Looking at your “helping hands”, which I think will be my next purchase, it occurred to me just how many “Labour saving” devices and techniques I have accumulated in some 40 years of building model boats. I don’t think there are many things that need fixing around the house that I wouldn’t have a go at thanks to the lessons learned with a hobby such as ours. I’ve gone all weepy now!
I got it from the excellent Cornwall Model Boats. Look in Amati model boat fittings on their website and select “ships wheels”. It’s the last one on the list and looks like it came of my Dad’s old Ford Pop. It arrived in a small zip lock plastic bag with no instructions or other details. Also for its size (40mm dia.) it is remarkably heavy - and very slippery. However I do this it’s going to need a jig to hold it (plasticine?) as the jointing tags are about one millimetre square.
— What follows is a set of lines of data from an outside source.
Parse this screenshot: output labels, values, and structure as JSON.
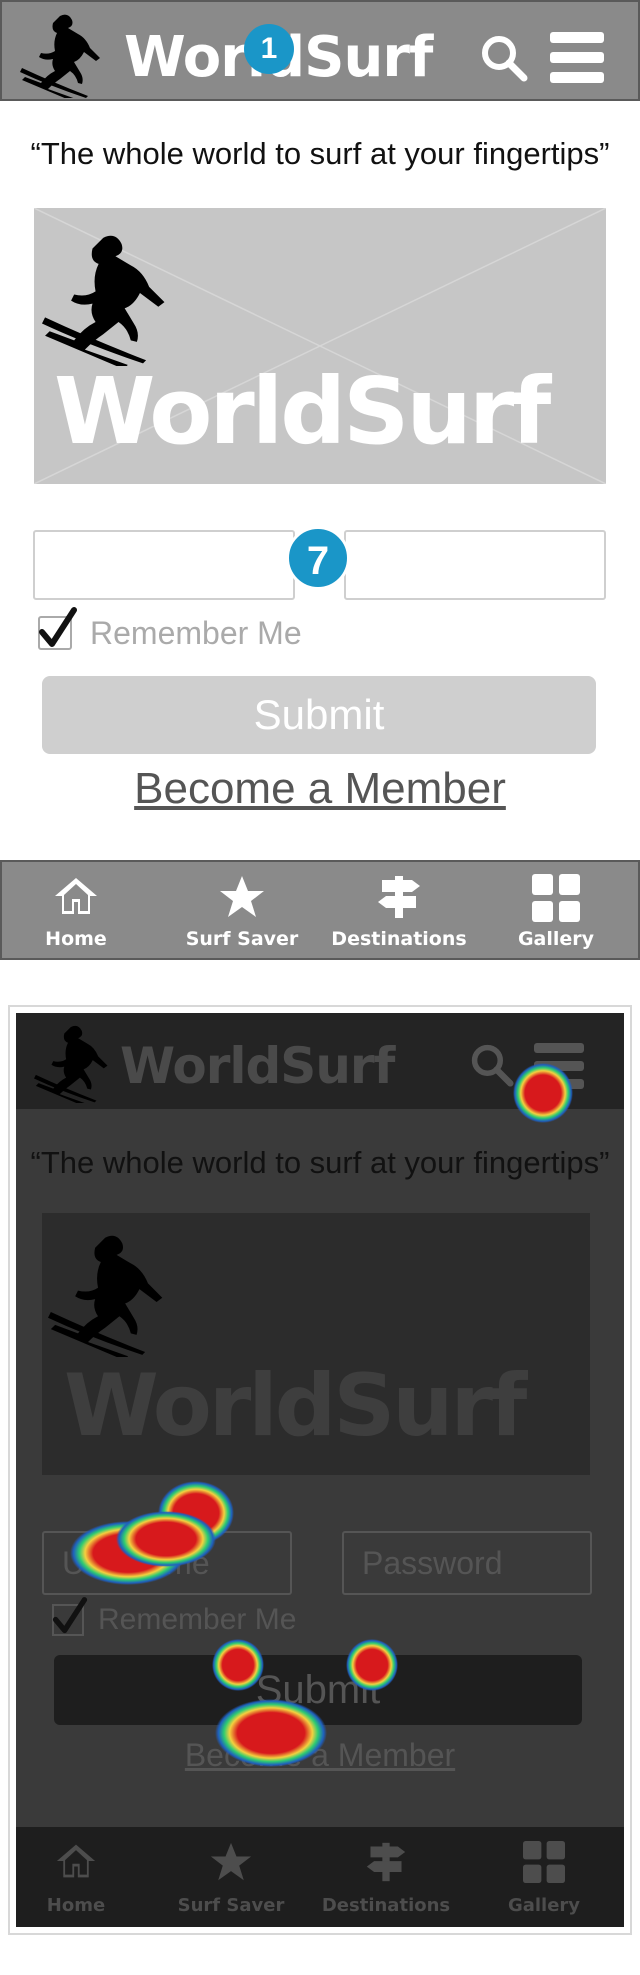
{
  "header": {
    "brand": "WorldSurf",
    "annotation_number": "1"
  },
  "tagline": "“The whole world to surf at your fingertips”",
  "hero": {
    "brand": "WorldSurf"
  },
  "login": {
    "annotation_number": "7",
    "username_placeholder": "Username",
    "password_placeholder": "Password",
    "remember_label": "Remember Me",
    "remember_checked": true,
    "submit_label": "Submit",
    "member_link": "Become a Member"
  },
  "tabs": [
    {
      "label": "Home",
      "icon": "home-icon"
    },
    {
      "label": "Surf Saver",
      "icon": "star-icon"
    },
    {
      "label": "Destinations",
      "icon": "signpost-icon"
    },
    {
      "label": "Gallery",
      "icon": "grid-icon"
    }
  ],
  "heatmap": {
    "brand": "WorldSurf",
    "tagline": "“The whole world to surf at your fingertips”",
    "hero_brand": "WorldSurf",
    "username": "Username",
    "password": "Password",
    "remember_label": "Remember Me",
    "submit_label": "Submit",
    "member_link": "Become a Member",
    "tabs": [
      "Home",
      "Surf Saver",
      "Destinations",
      "Gallery"
    ]
  },
  "colors": {
    "header_bg": "#8a8a8a",
    "badge": "#1a96c8",
    "placeholder_gray": "#c6c6c6",
    "heat_hot": "#d7191c",
    "heat_warm": "#f4d03f",
    "heat_cool": "#2ecc71",
    "heat_edge": "#1f5fbf"
  }
}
I have just taken delivery of an Amati 40mm did chrome plated ships wheel. It comes in three separate, very slippery parts which need to be secured together, but with no directions how to do it. Can anyone recommend a good way to fix it all together? I have tried superglue but that only got it over my fingers and everywhere else. I am leaning towards solder, but have bottled out so far. Any suggestions?
Model Boats magazine January 2016 ncluded a free plan of a Huntsman 31 complete with photos and a step by step build guide. Unfortunately the model is 24". I also wanted a bigger model so I redrew the plan double size. It wasn't too difficult and only took a couple of evenings with a some lining paper from B&Q and a calculator and voila! At the moment I am planking the roof of the cabins and trying to decide between a brushless motor and an old Weston rare earth brushed motor I used to use for fast electrics. The article in MB also ran into February 2016 where all the fiddly finishing bits were described, also with many photos. I expect one can obtain back issues from their web site. Anyone interested in Huntsmen should get these two issues for the detail alone.
My Dad was a "real" woodworker, you know, with chisels and mallets and spokeshaves, and stuff. He always insisted that you should never try to catch things falling of the bench in case it was a chisel or a Stanley knife. I never had the opportunity to stab myself in the foot though, but I did trip over the odd cabinet trying to get out of the way.